Field Trip: Huntington Herb Garden

Spring is a beautiful time to visit botanical gardens, and Southern California does not disappoint. The Huntington Library and Gardens is off the charts in May with flora and fauna. We took a visit to the Huntington Herb Garden after tea last weekend to see what’s growin’ on.

Beans begin their climb up a trellis as red kale bolts to seed. Old and new coexist in harmony.

Beans begin their climb up a trellis as red kale bolts to seed. Old and new coexist in harmony.

Perennial herbs including Rosemary and thyme form clear boundaries for this formal garden. Annual crops fill in the spaces in between.

Mustard greens and Queen Anne's Lace reach for the sky.

Mustard greens and Queen Anne’s Lace reach for the sky, overtaking the wrought iron well in the center.

The end of the season can be as beautiful as the beginning. Let’s get a little closer.

Queen Anne's Lace blossomed at eye-level.

Queen Anne’s Lace blossomed at eye-level.

The bees enjoyed the flowers of bolting kale and mustard greens.

The bees enjoyed the flowers of bolting kale and mustard greens.

We found a lot of activity among the critter set at the Huntington. Squirrels, ducks, geese and more.

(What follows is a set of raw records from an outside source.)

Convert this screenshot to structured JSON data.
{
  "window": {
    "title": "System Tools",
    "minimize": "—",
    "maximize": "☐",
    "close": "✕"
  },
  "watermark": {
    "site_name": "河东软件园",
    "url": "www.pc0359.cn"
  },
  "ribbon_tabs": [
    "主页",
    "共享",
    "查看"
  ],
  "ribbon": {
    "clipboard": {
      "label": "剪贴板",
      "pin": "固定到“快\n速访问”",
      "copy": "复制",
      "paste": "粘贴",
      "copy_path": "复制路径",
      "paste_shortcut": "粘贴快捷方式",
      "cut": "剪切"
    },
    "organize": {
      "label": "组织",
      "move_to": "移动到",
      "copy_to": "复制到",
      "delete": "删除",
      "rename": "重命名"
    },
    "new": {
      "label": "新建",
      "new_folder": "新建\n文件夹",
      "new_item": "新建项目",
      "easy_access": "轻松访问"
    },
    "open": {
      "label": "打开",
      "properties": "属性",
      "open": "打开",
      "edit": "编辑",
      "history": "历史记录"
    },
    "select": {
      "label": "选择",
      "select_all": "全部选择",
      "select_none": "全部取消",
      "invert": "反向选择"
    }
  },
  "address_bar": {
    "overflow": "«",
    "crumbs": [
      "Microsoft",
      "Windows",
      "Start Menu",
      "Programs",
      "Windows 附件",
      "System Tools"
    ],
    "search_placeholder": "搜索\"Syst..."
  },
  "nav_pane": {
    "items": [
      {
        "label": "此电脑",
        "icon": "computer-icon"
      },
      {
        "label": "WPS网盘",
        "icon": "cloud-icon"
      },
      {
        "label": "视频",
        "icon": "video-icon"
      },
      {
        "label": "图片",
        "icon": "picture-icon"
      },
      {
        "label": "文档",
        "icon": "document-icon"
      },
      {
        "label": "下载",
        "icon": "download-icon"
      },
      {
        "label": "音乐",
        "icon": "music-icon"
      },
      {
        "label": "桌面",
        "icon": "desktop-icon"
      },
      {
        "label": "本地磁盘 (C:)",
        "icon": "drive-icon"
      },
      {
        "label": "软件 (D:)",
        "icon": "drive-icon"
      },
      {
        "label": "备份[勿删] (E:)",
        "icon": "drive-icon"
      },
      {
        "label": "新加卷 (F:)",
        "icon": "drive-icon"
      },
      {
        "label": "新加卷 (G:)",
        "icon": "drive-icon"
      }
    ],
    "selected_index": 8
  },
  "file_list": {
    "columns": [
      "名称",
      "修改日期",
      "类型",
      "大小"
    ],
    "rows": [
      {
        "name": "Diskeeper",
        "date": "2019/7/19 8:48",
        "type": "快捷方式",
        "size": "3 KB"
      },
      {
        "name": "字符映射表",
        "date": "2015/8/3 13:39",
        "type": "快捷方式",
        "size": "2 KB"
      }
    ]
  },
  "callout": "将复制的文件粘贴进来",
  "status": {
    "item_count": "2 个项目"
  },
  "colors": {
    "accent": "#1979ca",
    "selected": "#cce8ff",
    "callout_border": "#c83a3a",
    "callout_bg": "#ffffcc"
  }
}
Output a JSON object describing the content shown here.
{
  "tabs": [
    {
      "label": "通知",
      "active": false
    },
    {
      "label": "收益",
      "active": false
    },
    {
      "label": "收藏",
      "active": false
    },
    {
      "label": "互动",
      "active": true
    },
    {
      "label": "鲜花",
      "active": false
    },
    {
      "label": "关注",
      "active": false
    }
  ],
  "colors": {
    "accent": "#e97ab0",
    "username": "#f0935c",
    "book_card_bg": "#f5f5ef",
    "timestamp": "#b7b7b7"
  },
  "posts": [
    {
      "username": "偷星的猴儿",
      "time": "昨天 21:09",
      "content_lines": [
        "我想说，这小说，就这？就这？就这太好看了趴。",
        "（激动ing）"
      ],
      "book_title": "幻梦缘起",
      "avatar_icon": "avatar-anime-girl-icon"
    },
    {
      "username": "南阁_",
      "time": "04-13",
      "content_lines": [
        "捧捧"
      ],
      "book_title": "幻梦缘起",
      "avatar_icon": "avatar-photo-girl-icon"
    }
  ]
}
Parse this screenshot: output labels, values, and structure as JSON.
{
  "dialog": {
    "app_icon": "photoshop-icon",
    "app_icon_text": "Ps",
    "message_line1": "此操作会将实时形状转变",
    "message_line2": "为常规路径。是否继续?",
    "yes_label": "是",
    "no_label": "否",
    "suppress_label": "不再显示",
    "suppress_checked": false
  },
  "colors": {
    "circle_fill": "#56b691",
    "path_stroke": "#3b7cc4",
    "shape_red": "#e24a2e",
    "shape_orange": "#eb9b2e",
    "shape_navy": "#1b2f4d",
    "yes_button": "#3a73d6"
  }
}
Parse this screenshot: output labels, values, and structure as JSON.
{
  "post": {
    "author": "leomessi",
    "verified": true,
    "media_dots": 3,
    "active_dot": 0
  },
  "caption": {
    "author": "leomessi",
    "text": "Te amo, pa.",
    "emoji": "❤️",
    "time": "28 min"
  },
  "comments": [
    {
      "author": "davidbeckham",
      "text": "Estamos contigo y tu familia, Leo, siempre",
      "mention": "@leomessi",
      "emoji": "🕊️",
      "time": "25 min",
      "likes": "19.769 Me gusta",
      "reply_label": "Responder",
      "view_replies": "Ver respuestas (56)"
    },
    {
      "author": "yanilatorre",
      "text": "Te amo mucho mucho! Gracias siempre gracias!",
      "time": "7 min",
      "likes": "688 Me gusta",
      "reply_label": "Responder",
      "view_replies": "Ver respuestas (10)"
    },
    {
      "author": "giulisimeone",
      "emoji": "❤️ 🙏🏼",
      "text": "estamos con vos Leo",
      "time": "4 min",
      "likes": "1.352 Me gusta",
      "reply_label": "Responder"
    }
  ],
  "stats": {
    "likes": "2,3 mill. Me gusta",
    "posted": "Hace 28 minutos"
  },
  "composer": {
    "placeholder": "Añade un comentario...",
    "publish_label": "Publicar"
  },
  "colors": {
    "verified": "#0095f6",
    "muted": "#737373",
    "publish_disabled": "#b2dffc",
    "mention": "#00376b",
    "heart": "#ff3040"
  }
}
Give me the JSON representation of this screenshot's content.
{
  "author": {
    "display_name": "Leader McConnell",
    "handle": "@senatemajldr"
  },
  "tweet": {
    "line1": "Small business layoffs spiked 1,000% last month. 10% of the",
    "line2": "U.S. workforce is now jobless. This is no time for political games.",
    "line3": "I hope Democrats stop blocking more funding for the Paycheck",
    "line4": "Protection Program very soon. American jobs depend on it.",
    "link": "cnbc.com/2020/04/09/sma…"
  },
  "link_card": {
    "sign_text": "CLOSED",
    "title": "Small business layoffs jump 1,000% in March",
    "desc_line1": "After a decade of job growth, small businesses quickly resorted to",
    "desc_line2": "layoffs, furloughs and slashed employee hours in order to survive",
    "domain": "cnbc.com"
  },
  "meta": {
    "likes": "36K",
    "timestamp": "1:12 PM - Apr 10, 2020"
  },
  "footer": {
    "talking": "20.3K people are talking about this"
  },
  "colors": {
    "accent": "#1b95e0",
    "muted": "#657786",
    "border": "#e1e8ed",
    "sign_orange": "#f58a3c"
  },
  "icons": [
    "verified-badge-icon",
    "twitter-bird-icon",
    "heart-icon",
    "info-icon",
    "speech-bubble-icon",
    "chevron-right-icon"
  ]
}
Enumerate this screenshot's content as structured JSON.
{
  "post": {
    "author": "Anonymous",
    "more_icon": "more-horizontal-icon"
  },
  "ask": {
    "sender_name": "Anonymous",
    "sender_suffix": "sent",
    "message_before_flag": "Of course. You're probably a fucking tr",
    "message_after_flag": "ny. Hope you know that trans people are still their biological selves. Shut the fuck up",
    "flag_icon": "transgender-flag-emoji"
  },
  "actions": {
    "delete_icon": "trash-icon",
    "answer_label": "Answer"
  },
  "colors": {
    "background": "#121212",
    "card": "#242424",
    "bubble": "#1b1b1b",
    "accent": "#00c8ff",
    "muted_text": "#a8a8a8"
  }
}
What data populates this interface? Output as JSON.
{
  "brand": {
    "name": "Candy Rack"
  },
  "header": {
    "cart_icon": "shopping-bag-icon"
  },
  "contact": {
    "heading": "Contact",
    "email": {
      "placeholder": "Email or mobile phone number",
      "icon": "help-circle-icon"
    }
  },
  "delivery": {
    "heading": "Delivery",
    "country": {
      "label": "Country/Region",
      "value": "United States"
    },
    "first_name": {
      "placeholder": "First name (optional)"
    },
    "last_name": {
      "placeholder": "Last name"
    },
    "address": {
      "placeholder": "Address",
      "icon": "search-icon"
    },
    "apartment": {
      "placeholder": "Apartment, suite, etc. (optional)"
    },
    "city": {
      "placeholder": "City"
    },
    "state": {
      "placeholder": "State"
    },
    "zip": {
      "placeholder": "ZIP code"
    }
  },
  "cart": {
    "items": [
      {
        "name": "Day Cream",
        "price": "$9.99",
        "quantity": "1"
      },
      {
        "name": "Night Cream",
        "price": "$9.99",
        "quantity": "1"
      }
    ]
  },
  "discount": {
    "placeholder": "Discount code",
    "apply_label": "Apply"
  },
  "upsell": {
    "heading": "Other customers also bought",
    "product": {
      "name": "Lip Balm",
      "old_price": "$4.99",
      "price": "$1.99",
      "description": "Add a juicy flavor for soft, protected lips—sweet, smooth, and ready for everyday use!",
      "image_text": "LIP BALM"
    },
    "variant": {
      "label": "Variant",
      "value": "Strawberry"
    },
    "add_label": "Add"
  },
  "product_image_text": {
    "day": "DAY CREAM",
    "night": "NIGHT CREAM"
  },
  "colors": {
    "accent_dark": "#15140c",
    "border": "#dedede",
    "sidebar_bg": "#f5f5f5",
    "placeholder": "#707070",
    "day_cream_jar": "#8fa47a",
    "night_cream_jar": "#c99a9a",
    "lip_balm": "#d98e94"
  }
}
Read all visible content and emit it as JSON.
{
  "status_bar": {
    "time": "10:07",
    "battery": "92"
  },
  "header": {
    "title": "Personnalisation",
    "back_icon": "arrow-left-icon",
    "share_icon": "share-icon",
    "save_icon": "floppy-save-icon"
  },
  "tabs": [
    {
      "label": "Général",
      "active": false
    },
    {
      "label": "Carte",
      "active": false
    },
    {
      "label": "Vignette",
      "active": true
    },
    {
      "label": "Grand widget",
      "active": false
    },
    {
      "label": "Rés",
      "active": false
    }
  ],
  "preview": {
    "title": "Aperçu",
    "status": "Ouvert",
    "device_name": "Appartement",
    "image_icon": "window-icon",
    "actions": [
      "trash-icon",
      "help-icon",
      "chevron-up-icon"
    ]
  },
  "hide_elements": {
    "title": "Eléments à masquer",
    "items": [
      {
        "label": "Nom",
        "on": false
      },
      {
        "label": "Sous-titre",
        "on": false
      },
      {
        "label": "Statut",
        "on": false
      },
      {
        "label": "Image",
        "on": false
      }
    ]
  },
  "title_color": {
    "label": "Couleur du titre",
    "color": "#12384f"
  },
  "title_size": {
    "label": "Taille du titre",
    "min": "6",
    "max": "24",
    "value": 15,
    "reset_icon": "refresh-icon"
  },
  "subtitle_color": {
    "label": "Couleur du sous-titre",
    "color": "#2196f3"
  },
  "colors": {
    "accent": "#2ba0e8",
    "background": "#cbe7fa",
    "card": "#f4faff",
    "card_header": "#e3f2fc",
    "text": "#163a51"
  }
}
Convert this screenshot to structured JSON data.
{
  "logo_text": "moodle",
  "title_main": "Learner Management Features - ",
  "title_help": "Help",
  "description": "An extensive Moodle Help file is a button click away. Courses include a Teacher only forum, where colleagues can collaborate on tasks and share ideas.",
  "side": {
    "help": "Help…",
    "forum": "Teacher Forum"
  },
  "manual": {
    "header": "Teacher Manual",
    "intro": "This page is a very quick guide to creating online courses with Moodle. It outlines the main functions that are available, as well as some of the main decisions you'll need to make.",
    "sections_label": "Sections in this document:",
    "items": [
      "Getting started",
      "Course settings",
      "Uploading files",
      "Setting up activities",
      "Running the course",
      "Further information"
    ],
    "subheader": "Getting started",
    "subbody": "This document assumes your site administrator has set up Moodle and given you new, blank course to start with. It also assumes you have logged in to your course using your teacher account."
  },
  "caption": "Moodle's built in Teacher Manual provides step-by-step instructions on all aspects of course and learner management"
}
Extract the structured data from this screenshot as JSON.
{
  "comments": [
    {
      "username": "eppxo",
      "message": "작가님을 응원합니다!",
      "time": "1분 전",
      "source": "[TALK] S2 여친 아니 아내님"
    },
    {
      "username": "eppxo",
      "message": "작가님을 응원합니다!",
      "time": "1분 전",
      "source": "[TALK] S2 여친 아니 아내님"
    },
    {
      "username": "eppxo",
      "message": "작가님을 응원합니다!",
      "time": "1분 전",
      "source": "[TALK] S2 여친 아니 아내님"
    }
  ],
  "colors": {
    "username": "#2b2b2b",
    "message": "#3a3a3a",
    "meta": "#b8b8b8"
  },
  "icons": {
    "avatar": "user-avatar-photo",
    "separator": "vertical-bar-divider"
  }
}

Who knew squirrels loved borage so much? This one couldn't get enough of the blossoms.

Who knew squirrels loved borage so much? This one couldn’t get enough of the blossoms.

This little guy completely ignored us and focused on eating as many borage flowers as possible. He rolled around in the herb to his heart’s content.

Baby ducks nestle into the mulch with Mom nearby.

Baby ducks nestle into the mulch with Mom nearby.

Down the path, we found a momma duck and her little ones dirt-bathing in the mulch. The babies also ignored us, but momma was keeping watch.

It's never good when there's a bunny in the garden.

It’s never good when there’s a bunny in the garden.

In among the pine, cedar and juniper trees we spied this rabbit. Uh-oh. What’s on its menu tonight?

Artichokes begin to flower in the herb garden.

Artichokes begin to flower in the herb garden.

Back in the herb garden, beauty abounds.

Salvia and sweet peas provide food for bees and other pollinators.

Salvia and sweet peas provide food for bees and other pollinators.

It’s important to let some of your veggies go to flower to provide much-needed pollen and nectar for bees and other beneficial insects. This garden demonstrates the cycle of life and its beauty no matter where it is along the way.

Kale bolts to seed and will soon make way for other plants in the garden.

Red Russian kale bolts to seed and will soon make way for other plants in the garden.

Sharing with friendsTweet about this on TwitterShare on Google+Pin on PinterestShare on FacebookEmail this to someone
This entry was posted in Blog, What's Growin' On and tagged , , . Bookmark the permalink.

Leave a Reply

Your email address will not be published. Required fields are marked *